- **PROBLEM TO WORK ON**
Copy each line in the data that includes the word "Choose".

(Dataset entries)
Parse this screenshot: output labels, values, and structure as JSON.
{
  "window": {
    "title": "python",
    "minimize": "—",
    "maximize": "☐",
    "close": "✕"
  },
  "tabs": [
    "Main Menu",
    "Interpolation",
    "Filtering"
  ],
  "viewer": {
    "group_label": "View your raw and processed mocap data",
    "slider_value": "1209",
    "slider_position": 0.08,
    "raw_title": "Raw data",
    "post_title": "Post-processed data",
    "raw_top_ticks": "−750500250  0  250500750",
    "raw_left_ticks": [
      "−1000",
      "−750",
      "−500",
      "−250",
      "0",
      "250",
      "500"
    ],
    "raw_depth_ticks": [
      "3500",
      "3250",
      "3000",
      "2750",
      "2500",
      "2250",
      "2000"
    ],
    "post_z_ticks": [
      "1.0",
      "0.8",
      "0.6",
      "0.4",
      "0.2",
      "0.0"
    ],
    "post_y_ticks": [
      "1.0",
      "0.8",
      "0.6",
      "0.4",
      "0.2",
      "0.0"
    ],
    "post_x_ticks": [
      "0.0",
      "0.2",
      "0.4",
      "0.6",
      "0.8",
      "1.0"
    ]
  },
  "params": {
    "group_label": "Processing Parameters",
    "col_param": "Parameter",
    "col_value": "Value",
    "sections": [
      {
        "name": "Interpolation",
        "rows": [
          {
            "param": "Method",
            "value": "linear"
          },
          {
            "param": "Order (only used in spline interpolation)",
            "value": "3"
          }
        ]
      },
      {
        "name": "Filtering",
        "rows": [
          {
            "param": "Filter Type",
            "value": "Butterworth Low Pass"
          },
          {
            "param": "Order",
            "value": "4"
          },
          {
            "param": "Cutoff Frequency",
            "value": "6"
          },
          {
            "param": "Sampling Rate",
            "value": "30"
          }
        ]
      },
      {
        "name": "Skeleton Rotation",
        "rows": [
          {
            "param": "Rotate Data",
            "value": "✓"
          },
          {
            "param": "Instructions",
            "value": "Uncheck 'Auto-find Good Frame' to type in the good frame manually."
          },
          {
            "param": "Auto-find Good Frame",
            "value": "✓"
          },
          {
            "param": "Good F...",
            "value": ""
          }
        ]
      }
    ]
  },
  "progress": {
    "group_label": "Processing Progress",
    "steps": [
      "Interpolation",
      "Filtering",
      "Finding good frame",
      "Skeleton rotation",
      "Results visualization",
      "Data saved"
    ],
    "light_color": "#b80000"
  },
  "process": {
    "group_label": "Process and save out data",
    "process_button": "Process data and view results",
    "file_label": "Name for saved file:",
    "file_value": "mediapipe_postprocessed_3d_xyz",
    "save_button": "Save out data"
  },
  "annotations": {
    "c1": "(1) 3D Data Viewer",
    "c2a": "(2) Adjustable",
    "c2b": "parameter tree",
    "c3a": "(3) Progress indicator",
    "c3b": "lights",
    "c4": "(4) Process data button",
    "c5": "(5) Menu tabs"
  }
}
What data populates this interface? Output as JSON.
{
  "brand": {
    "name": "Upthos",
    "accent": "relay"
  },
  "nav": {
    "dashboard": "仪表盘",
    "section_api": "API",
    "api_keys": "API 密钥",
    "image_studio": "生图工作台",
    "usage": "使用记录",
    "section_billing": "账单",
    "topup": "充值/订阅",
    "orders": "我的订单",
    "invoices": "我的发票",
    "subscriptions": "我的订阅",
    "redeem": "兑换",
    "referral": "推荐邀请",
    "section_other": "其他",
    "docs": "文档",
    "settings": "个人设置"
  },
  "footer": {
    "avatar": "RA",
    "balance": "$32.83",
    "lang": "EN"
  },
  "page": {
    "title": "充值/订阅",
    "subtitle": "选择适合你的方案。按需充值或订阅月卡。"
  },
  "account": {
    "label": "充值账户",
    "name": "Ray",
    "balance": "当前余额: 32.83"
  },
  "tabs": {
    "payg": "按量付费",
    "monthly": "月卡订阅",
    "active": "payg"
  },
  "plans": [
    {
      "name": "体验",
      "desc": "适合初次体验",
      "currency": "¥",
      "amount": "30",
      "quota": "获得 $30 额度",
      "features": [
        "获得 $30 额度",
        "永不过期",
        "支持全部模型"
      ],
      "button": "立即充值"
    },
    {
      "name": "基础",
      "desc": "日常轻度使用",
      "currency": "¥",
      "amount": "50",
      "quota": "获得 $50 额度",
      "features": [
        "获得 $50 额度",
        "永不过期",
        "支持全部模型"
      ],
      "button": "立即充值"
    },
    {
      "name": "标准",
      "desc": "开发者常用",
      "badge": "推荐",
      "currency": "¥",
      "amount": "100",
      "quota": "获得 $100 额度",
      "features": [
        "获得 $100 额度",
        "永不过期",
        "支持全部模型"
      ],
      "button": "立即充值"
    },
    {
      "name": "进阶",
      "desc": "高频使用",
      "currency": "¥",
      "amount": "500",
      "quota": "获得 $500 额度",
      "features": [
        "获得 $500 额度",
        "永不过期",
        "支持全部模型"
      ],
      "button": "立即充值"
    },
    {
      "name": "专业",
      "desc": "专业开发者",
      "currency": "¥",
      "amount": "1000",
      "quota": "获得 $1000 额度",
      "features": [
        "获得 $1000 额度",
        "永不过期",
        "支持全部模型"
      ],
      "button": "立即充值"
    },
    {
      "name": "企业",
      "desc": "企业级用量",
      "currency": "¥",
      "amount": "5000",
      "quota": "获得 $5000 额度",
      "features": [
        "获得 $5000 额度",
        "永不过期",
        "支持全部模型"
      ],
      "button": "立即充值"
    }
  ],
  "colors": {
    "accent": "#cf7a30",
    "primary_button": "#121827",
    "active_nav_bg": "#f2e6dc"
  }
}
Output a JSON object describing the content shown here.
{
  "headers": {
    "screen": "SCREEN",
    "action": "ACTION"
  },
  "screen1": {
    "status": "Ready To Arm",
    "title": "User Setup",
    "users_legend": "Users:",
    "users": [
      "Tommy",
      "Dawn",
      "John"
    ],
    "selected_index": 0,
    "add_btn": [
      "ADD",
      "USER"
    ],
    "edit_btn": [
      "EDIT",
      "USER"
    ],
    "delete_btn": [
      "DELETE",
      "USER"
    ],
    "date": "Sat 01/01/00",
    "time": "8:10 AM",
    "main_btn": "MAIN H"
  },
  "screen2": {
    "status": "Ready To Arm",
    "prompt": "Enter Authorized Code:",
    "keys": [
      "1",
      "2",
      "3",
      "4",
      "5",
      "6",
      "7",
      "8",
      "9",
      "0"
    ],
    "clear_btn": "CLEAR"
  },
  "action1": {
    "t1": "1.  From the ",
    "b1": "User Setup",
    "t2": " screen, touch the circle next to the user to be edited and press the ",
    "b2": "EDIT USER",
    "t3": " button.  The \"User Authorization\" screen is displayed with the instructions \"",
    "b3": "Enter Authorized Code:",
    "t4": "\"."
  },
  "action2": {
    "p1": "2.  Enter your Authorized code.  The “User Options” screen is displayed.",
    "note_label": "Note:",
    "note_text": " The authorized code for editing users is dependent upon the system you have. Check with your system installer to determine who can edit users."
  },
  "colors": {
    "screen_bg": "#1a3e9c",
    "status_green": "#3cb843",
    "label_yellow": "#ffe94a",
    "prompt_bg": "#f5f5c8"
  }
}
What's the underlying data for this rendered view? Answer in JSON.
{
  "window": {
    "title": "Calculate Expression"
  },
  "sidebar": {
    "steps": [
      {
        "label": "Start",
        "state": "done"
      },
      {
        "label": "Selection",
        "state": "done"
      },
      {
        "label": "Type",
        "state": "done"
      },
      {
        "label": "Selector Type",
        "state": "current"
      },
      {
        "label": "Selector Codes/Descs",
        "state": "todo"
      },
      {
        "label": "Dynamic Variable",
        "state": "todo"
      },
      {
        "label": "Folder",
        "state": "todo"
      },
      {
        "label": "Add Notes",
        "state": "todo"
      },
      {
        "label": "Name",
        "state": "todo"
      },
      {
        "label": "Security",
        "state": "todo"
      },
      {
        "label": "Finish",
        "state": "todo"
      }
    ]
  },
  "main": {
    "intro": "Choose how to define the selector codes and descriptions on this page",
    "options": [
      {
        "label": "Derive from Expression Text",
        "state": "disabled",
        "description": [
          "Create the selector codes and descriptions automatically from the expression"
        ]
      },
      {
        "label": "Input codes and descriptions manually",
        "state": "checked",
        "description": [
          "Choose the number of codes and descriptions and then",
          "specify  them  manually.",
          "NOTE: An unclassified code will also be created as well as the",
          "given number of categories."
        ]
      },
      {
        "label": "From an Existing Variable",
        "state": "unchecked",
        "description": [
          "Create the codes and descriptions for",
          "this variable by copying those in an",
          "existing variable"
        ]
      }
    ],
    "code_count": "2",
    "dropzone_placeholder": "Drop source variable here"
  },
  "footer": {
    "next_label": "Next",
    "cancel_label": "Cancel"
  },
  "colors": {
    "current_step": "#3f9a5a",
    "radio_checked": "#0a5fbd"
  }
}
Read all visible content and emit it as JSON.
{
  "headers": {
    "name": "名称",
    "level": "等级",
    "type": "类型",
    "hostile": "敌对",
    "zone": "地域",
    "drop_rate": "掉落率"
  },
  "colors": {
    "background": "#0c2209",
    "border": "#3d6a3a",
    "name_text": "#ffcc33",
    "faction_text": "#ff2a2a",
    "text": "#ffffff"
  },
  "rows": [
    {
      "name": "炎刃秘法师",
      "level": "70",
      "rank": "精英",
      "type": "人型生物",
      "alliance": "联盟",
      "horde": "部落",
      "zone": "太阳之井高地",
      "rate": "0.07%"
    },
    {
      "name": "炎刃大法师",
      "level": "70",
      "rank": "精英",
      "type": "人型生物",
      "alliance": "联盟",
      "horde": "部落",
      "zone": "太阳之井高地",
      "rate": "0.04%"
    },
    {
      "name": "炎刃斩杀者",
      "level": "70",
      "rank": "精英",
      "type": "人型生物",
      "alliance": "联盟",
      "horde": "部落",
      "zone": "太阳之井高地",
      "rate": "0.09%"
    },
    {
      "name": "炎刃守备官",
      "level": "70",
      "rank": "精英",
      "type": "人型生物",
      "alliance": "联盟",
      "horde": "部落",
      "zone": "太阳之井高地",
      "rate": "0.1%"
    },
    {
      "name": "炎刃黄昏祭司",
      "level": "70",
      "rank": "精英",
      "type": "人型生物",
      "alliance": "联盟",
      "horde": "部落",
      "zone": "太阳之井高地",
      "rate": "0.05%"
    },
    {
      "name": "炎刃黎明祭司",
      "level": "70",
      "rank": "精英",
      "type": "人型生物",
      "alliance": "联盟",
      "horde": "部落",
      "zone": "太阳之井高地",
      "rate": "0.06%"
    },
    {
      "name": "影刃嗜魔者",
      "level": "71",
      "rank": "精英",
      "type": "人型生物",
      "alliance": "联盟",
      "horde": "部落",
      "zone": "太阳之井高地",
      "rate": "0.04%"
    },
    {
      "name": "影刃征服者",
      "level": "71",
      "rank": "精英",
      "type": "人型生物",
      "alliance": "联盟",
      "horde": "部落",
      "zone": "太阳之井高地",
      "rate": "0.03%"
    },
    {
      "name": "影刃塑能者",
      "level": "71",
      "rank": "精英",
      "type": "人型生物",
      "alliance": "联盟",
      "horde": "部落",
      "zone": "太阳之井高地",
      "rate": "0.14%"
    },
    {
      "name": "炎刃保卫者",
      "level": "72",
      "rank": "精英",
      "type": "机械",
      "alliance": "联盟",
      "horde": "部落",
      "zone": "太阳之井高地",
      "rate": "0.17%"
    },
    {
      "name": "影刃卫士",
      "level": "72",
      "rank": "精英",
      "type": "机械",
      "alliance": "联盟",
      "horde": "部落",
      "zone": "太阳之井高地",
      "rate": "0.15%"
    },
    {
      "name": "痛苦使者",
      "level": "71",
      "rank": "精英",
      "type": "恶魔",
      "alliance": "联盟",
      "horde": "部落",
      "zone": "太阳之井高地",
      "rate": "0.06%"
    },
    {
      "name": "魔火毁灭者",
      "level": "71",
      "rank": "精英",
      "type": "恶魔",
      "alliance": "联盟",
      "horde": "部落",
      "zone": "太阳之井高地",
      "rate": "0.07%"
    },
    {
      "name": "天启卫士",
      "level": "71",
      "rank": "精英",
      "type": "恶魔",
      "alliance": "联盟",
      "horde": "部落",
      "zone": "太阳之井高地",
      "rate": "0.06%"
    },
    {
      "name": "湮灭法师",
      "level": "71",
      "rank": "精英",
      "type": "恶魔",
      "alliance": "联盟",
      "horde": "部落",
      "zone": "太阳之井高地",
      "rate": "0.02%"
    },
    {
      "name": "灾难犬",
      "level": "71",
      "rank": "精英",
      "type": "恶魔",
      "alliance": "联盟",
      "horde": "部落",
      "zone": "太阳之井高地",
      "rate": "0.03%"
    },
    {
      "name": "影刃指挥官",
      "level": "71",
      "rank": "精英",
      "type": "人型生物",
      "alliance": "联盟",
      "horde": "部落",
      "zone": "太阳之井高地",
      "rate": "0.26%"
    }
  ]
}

- **OUTPUT**
    "intro": "Choose how to define the selector codes and descriptions on this page",
          "Choose the number of codes and descriptions and then",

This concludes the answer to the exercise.